“The ark of the covenant was the place of presence. While the Lord was present among His people in the exodus (Ex. 13:17–18, 21–22), He localized this presence in the tabernacle for the benefit of His sinful people. The tabernacle was constructed so that the Lord would be among His people: ‘And let them make me a sanctuary, that I may dwell in their midst’ (Ex. 25:8). But in an even more specific way, the ark served as the place of the presence of God. As we read in Exodus 25:22,
‘There I will meet with you … on the ark of the testimony, I will speak with you’ (Ex. 25:22; emphasis added).
Here is such a mind-blowing idea about the God of the Bible that we have to pause for a moment. The eternal God who is not constrained by the existence of time, the infinite God who is not bound by the constraints of space, the transcendent God who dwells above and beyond all time and space, and the immense God who fills all time and space condescended to the weakness of His people and became manifest for their benefit in one locale. This God is not bound by time, but He bound Himself to the time-bound experience of His people. This God is not bound by space, but He bound Himself to this box. He is above all creational constraints, but He bound Himself to them. He is everywhere, but He was there.
The psalmist set this truth about the nature of Israel’s God to song so that His people could celebrate Him:
‘The Lord is high above all nations,
and his glory is above the heavens!
Who is like the Lord our God,
who is seated on high,
who looks far down
on the heavens and the earth?’ (Ps. 113:4–6)
What a God we have. What a God has us. He chose to stoop very low and to humble Himself very far for the sake of His wandering people in the wilderness. Even more, He chose to stoop and to humble Himself for us in His Son, Jesus Christ, and then to stoop as low as death: ‘he humbled himself by becoming obedient to the point of death, even death on a cross’ (Phil. 2:8).

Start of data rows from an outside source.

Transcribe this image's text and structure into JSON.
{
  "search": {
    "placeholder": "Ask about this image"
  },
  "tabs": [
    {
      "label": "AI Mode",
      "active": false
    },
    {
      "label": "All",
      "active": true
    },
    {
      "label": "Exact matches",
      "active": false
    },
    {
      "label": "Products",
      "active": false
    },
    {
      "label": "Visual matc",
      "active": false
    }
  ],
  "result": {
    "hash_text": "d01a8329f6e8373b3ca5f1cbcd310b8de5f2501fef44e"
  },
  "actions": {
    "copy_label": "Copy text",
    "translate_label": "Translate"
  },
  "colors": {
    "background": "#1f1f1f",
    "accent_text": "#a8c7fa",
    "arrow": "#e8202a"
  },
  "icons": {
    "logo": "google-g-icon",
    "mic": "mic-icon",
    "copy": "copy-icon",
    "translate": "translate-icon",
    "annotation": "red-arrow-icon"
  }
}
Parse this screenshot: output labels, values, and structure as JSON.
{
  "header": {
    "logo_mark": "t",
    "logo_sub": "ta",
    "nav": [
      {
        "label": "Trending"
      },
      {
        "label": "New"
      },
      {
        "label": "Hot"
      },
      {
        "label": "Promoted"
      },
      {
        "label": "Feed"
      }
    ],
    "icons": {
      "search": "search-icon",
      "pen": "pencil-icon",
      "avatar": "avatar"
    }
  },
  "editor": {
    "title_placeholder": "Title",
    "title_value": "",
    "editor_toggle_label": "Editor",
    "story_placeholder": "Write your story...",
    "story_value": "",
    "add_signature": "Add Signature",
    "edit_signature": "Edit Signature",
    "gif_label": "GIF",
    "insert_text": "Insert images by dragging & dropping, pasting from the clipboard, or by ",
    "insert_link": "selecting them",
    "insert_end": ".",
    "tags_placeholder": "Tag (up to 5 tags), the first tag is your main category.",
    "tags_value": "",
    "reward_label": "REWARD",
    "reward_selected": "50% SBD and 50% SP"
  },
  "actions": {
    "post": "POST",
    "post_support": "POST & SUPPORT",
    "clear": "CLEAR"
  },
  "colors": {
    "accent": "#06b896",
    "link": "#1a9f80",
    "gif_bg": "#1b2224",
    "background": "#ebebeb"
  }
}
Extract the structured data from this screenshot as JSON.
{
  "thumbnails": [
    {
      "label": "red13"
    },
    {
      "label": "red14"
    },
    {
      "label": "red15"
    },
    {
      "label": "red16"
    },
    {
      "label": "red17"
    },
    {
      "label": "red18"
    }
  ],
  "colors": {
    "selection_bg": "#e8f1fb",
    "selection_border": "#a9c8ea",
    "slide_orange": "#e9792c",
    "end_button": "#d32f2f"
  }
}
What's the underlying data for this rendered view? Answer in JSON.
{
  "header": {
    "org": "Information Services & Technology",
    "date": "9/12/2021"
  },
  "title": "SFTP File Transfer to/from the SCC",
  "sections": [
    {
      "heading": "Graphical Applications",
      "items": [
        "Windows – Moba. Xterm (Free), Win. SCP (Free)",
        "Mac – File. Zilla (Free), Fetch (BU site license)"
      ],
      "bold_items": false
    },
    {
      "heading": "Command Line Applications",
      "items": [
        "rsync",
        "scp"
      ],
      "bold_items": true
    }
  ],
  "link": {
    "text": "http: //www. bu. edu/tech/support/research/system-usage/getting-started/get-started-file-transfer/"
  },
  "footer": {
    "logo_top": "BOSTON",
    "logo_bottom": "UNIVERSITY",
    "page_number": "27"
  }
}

The fact that the ark was the place of the Lord’s presence among His people brought great assurance to the people of God. This high, lofty, majestic, and resplendent King dwelt among His grumbling, complaining, bickering, and sinful people (Ex. 15:24; 16:2, 8, 9, 12; 17:2). Does that sound familiar? We, too, are grumbling, complaining, bickering, and sinful people. Thankfully, God is not far off in another land, but He is near to us who are sinners. The promise to the new-covenant believer is that the Lord is near to us by the power of the Holy Spirit, who dwells in us (1 Cor. 6:19), even as Jesus promised His helpful presence (John 14:16). The assurance His nearness brings was described by the prophet Isaiah much later in this history of salvation. Just as God accompanied Israel when they wandered in a wilderness, so, too, He was with them in the days of their restoration from exile. Thus, the prophet said, ‘In all their affliction he was afflicted’ (Isa. 63:9).”
– Daniel Hyde, God in Our Midst
“The historical manifestation of God’s love in Christ not only assures us of his love for us, but lays upon us the obligation to love one another. No-one who has been to the cross and seen God’s immeasurable and unmerited love displayed can go back to a life of selfishness. Indeed, the implication seems to be that our love should resemble his love: since God so loved, we also ought – in like manner and to a like degree of self-sacrifice – to love one another. Cf. 3:16, where the duty of Christian self-sacrifice is deduced from the self-sacrifice of Christ.”
– John Stott, The Letters of John, p.166